* Fletcher Cox was quiet – one tackle, no sacks, no hurries. Logan had three tackles. He pressured Kyle Orton and helped force him into a bad throw in the second.
* All three starting defensive linemen jumped early once, drawing flags. Read more »
Here is a complete breakdown of Sunday night’s Eagles-Cowboys matchup.
THE BIG PICTURE
It’s pretty simple: Winner hosts a first-round playoff game next weekend, while the loser goes home.
The Cowboys have been up and down with two losses in their last three games, but they pulled out a 24-23 victory over the Redskins in Week 16.
The Eagles have won six of seven and are averaging 39.3 points per game in their last three. Read more »
Pro Bowl rosters will be announced tonight. With the new format, there is no AFC and NFC designation. The field is chosen, and then there will be a fantasy-style draft to determine the two teams.

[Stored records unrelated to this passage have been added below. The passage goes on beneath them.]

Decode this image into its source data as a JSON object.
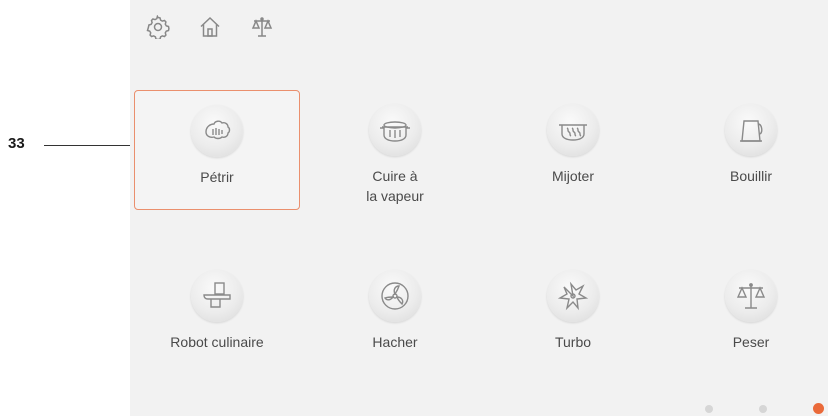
{
  "callout": {
    "number": "33"
  },
  "top_icons": [
    "settings-gear-icon",
    "home-icon",
    "scale-icon"
  ],
  "tiles_row1": [
    {
      "label": "Pétrir",
      "icon": "knead-icon",
      "selected": true
    },
    {
      "label": "Cuire à\nla vapeur",
      "icon": "steam-pot-icon",
      "selected": false
    },
    {
      "label": "Mijoter",
      "icon": "simmer-pot-icon",
      "selected": false
    },
    {
      "label": "Bouillir",
      "icon": "kettle-icon",
      "selected": false
    }
  ],
  "tiles_row2": [
    {
      "label": "Robot culinaire",
      "icon": "food-processor-icon",
      "selected": false
    },
    {
      "label": "Hacher",
      "icon": "chop-blade-icon",
      "selected": false
    },
    {
      "label": "Turbo",
      "icon": "turbo-icon",
      "selected": false
    },
    {
      "label": "Peser",
      "icon": "scale-icon",
      "selected": false
    }
  ],
  "pagination": {
    "pages": 3,
    "active_index": 2
  },
  "colors": {
    "accent": "#ea6a3a",
    "selected_border": "#ea8f6d",
    "background": "#f2f2f2"
  }
}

I know – try to contain your excitement.
Mocking aside, the honor of being recognized as one of the best in the game is important and meaningful to most players. So below is a look at nine current Eagles who deserve to be mentioned in the conversation. Read more »
Here’s a position-by-position look at the Eagles’ defensive performance after having watched the All-22 from Sunday’s game.
* Going in, the Eagles should have expected to dominate the Vikings’ ground game, given that Adrian Peterson and Toby Gerhart were out. And that’s what happened. Matt Asiata needed 30 carries to get to 51 yards (1.7 YPC). The pass-rush could have been better, but Matt Cassel did a good job of getting the ball out quick, and most of the problems through the air were the fault of the secondary. Read more »
Here is a position-by-position review of the Eagles’ defense after having reviewed the All-22 tape.
* This group led the charge. Joique Bell needed 23 carries to gain 69 yards (3.0 YPC). And the Lions failed to gain more than 8 yards on any single run. Cedric Thornton was outstanding, leading all defensive linemen with six tackles (per team stats) and a forced fumble, which the Eagles turned into a takeaway. Thornton helped blow up a Bell run that gained 3 in the second and was disruptive throughout. Read more »
The sleep monitor attached to the player’s wrist begins to gently vibrate when it’s time to wake up.
Instead of a screeching alarm clock that startles you out of your sleep, the device the Eagles wear draws you to consciousness slowly as the vibrations gradually increase.
During the night, the device records when you fell asleep, how well you slept and how many times you woke up during the night. This draws the competitive side out of these athletes. They want to improve those numbers, so they work on it. Maybe they’ll go to bed a half-hour earlier, maybe they’ll alter their night-time routine.
When Najee Goode — the Eagles’ reserve linebacker and special teams player — first moved into his new place, his numbers were terrible. He lives by a train, so his sleep reports weren’t so great early on as he got accustomed to the frequent rattling outside. Now it’s better. He would wake up maybe 10, 12 times during the night. Got it down to eight. Now it’s steadily at five or so.
The players’ sleep reports go right into a computer system that can be accessed by sports science coordinator Shaun Huls. That’s just the beginning of the data that the former Navy Seal trainer collects on a regular basis. Read more »